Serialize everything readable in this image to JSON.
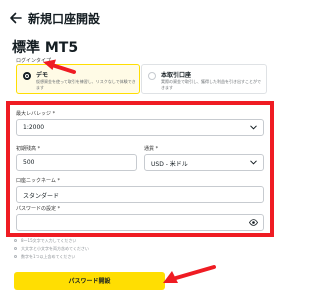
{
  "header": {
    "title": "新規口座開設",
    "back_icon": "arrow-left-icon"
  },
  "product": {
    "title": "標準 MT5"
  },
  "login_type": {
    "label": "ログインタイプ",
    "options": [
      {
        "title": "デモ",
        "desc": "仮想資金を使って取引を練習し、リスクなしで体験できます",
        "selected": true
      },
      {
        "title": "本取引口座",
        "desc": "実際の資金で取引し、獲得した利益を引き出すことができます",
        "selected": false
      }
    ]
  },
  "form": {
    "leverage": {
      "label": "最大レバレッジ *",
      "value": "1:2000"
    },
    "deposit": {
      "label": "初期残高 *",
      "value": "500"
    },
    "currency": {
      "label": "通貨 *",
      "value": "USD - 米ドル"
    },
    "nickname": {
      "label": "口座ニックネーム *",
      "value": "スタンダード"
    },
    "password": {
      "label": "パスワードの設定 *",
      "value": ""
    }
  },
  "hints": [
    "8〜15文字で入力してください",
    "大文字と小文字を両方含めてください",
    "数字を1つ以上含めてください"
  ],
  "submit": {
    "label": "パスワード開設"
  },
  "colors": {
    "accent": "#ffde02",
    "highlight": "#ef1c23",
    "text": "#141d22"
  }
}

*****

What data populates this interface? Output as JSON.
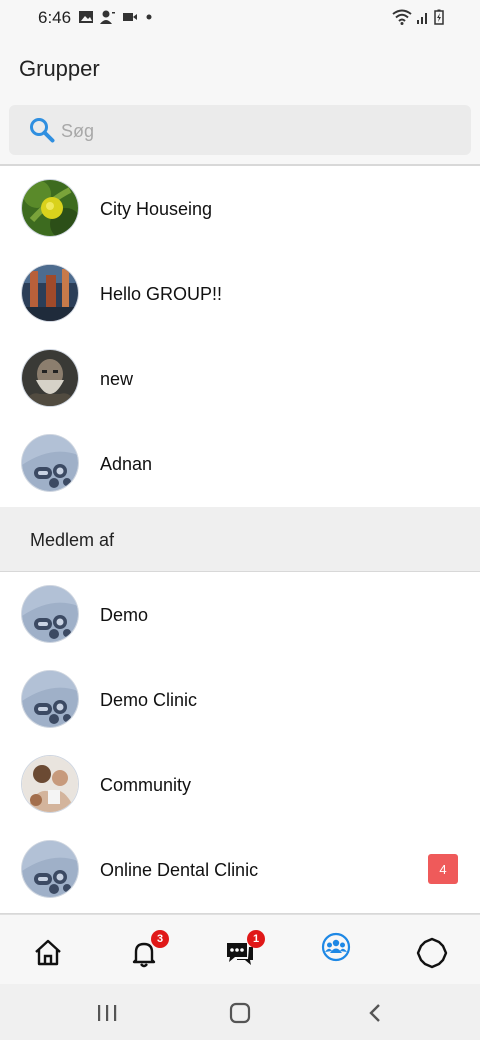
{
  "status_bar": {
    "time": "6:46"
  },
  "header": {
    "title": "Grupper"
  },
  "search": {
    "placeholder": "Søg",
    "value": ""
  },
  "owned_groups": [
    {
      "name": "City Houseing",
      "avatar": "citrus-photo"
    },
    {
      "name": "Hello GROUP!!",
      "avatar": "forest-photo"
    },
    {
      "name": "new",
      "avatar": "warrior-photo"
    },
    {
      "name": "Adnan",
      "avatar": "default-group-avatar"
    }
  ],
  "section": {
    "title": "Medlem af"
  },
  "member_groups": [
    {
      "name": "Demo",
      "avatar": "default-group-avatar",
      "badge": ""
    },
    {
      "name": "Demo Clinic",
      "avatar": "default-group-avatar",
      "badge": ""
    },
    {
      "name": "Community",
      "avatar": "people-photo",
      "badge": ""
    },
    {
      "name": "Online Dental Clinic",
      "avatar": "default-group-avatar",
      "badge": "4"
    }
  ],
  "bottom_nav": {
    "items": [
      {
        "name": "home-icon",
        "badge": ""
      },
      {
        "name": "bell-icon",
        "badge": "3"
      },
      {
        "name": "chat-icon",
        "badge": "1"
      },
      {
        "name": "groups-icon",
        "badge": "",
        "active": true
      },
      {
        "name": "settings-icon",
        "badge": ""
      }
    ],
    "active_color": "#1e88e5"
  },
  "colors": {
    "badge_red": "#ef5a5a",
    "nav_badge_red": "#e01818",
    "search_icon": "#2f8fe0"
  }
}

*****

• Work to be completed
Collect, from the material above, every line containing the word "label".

• Written answer
    "label": "ログインタイプ",
      "label": "最大レバレッジ *",
      "label": "初期残高 *",
      "label": "通貨 *",
      "label": "口座ニックネーム *",
      "label": "パスワードの設定 *",
    "label": "パスワード開設"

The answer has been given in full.